Leaving out the pictures, copy each record below exactly.

▸ **Data provided**:
----

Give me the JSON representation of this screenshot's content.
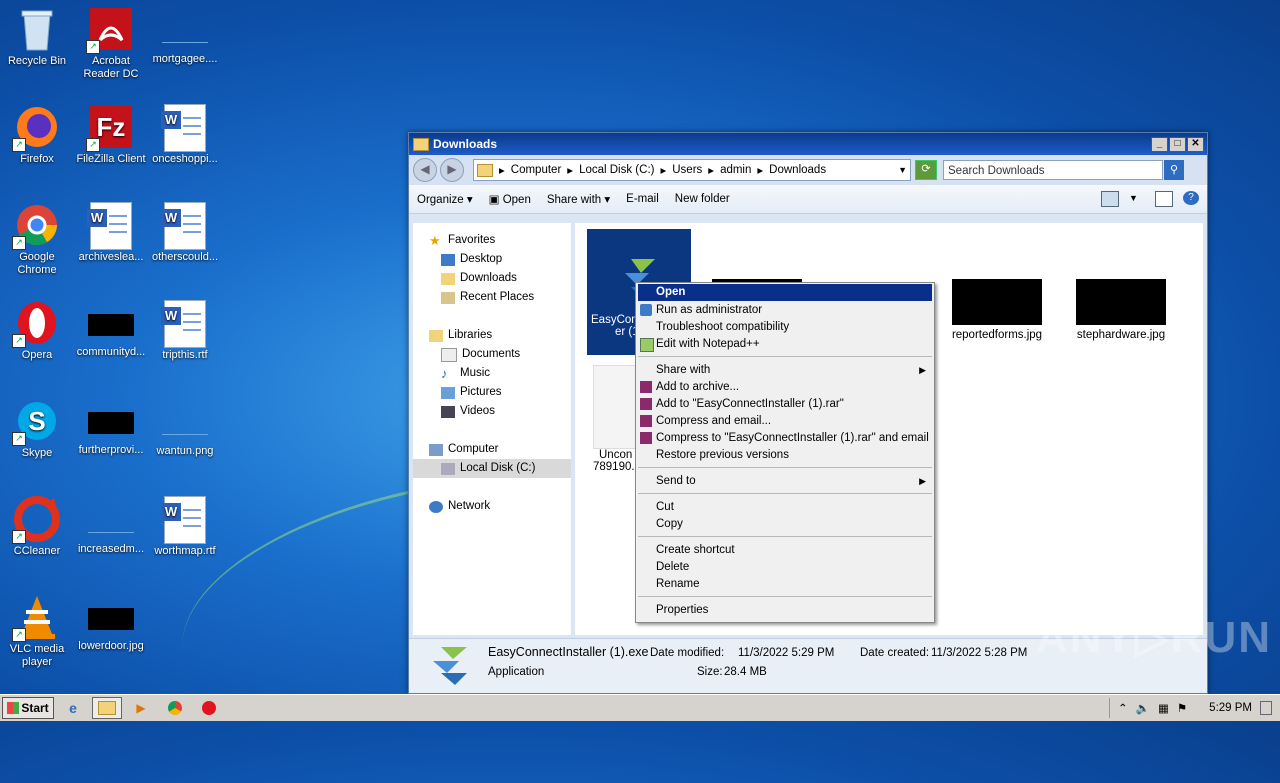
{
  "desktop": {
    "icons": [
      {
        "label": "Recycle Bin"
      },
      {
        "label": "Acrobat Reader DC"
      },
      {
        "label": "mortgagee...."
      },
      {
        "label": "Firefox"
      },
      {
        "label": "FileZilla Client"
      },
      {
        "label": "onceshoppi..."
      },
      {
        "label": "Google Chrome"
      },
      {
        "label": "archiveslea..."
      },
      {
        "label": "otherscould..."
      },
      {
        "label": "Opera"
      },
      {
        "label": "communityd..."
      },
      {
        "label": "tripthis.rtf"
      },
      {
        "label": "Skype"
      },
      {
        "label": "furtherprovi..."
      },
      {
        "label": "wantun.png"
      },
      {
        "label": "CCleaner"
      },
      {
        "label": "increasedm..."
      },
      {
        "label": "worthmap.rtf"
      },
      {
        "label": "VLC media player"
      },
      {
        "label": "lowerdoor.jpg"
      }
    ]
  },
  "window": {
    "title": "Downloads",
    "controls": {
      "minimize": "_",
      "maximize": "□",
      "close": "✕"
    },
    "address": {
      "crumbs": [
        "Computer",
        "Local Disk (C:)",
        "Users",
        "admin",
        "Downloads"
      ],
      "separator": "▸"
    },
    "search_placeholder": "Search Downloads",
    "toolbar": {
      "organize": "Organize",
      "open": "Open",
      "share_with": "Share with",
      "email": "E-mail",
      "new_folder": "New folder"
    },
    "nav": {
      "favorites": "Favorites",
      "desktop": "Desktop",
      "downloads": "Downloads",
      "recent_places": "Recent Places",
      "libraries": "Libraries",
      "documents": "Documents",
      "music": "Music",
      "pictures": "Pictures",
      "videos": "Videos",
      "computer": "Computer",
      "local_disk": "Local Disk (C:)",
      "network": "Network"
    },
    "files": {
      "installer_line1": "EasyCon",
      "installer_line2": "er (1",
      "uncon_line1": "Uncon",
      "uncon_line2": "789190.c",
      "reportedforms": "reportedforms.jpg",
      "stephardware": "stephardware.jpg"
    },
    "details": {
      "name": "EasyConnectInstaller (1).exe",
      "type": "Application",
      "date_modified_label": "Date modified:",
      "date_modified": "11/3/2022 5:29 PM",
      "size_label": "Size:",
      "size": "28.4 MB",
      "date_created_label": "Date created:",
      "date_created": "11/3/2022 5:28 PM"
    }
  },
  "context_menu": {
    "open": "Open",
    "run_as_admin": "Run as administrator",
    "troubleshoot": "Troubleshoot compatibility",
    "edit_notepad": "Edit with Notepad++",
    "share_with": "Share with",
    "add_archive": "Add to archive...",
    "add_rar": "Add to \"EasyConnectInstaller (1).rar\"",
    "compress_email": "Compress and email...",
    "compress_rar_email": "Compress to \"EasyConnectInstaller (1).rar\" and email",
    "restore": "Restore previous versions",
    "send_to": "Send to",
    "cut": "Cut",
    "copy": "Copy",
    "create_shortcut": "Create shortcut",
    "delete": "Delete",
    "rename": "Rename",
    "properties": "Properties"
  },
  "taskbar": {
    "start": "Start",
    "clock": "5:29 PM"
  },
  "watermark": "ANY▷RUN",
  "colors": {
    "selection": "#0a2f8a",
    "titlebar": "#0b3a8c"
  }
}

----

▸ **Reply to the exercise**:
Give me the JSON representation of this screenshot's content.
{
  "desktop": {
    "icons": [
      {
        "label": "Recycle Bin"
      },
      {
        "label": "Acrobat Reader DC"
      },
      {
        "label": "mortgagee...."
      },
      {
        "label": "Firefox"
      },
      {
        "label": "FileZilla Client"
      },
      {
        "label": "onceshoppi..."
      },
      {
        "label": "Google Chrome"
      },
      {
        "label": "archiveslea..."
      },
      {
        "label": "otherscould..."
      },
      {
        "label": "Opera"
      },
      {
        "label": "communityd..."
      },
      {
        "label": "tripthis.rtf"
      },
      {
        "label": "Skype"
      },
      {
        "label": "furtherprovi..."
      },
      {
        "label": "wantun.png"
      },
      {
        "label": "CCleaner"
      },
      {
        "label": "increasedm..."
      },
      {
        "label": "worthmap.rtf"
      },
      {
        "label": "VLC media player"
      },
      {
        "label": "lowerdoor.jpg"
      }
    ]
  },
  "window": {
    "title": "Downloads",
    "controls": {
      "minimize": "_",
      "maximize": "□",
      "close": "✕"
    },
    "address": {
      "crumbs": [
        "Computer",
        "Local Disk (C:)",
        "Users",
        "admin",
        "Downloads"
      ],
      "separator": "▸"
    },
    "search_placeholder": "Search Downloads",
    "toolbar": {
      "organize": "Organize",
      "open": "Open",
      "share_with": "Share with",
      "email": "E-mail",
      "new_folder": "New folder"
    },
    "nav": {
      "favorites": "Favorites",
      "desktop": "Desktop",
      "downloads": "Downloads",
      "recent_places": "Recent Places",
      "libraries": "Libraries",
      "documents": "Documents",
      "music": "Music",
      "pictures": "Pictures",
      "videos": "Videos",
      "computer": "Computer",
      "local_disk": "Local Disk (C:)",
      "network": "Network"
    },
    "files": {
      "installer_line1": "EasyCon",
      "installer_line2": "er (1",
      "uncon_line1": "Uncon",
      "uncon_line2": "789190.c",
      "reportedforms": "reportedforms.jpg",
      "stephardware": "stephardware.jpg"
    },
    "details": {
      "name": "EasyConnectInstaller (1).exe",
      "type": "Application",
      "date_modified_label": "Date modified:",
      "date_modified": "11/3/2022 5:29 PM",
      "size_label": "Size:",
      "size": "28.4 MB",
      "date_created_label": "Date created:",
      "date_created": "11/3/2022 5:28 PM"
    }
  },
  "context_menu": {
    "open": "Open",
    "run_as_admin": "Run as administrator",
    "troubleshoot": "Troubleshoot compatibility",
    "edit_notepad": "Edit with Notepad++",
    "share_with": "Share with",
    "add_archive": "Add to archive...",
    "add_rar": "Add to \"EasyConnectInstaller (1).rar\"",
    "compress_email": "Compress and email...",
    "compress_rar_email": "Compress to \"EasyConnectInstaller (1).rar\" and email",
    "restore": "Restore previous versions",
    "send_to": "Send to",
    "cut": "Cut",
    "copy": "Copy",
    "create_shortcut": "Create shortcut",
    "delete": "Delete",
    "rename": "Rename",
    "properties": "Properties"
  },
  "taskbar": {
    "start": "Start",
    "clock": "5:29 PM"
  },
  "watermark": "ANY▷RUN",
  "colors": {
    "selection": "#0a2f8a",
    "titlebar": "#0b3a8c"
  }
}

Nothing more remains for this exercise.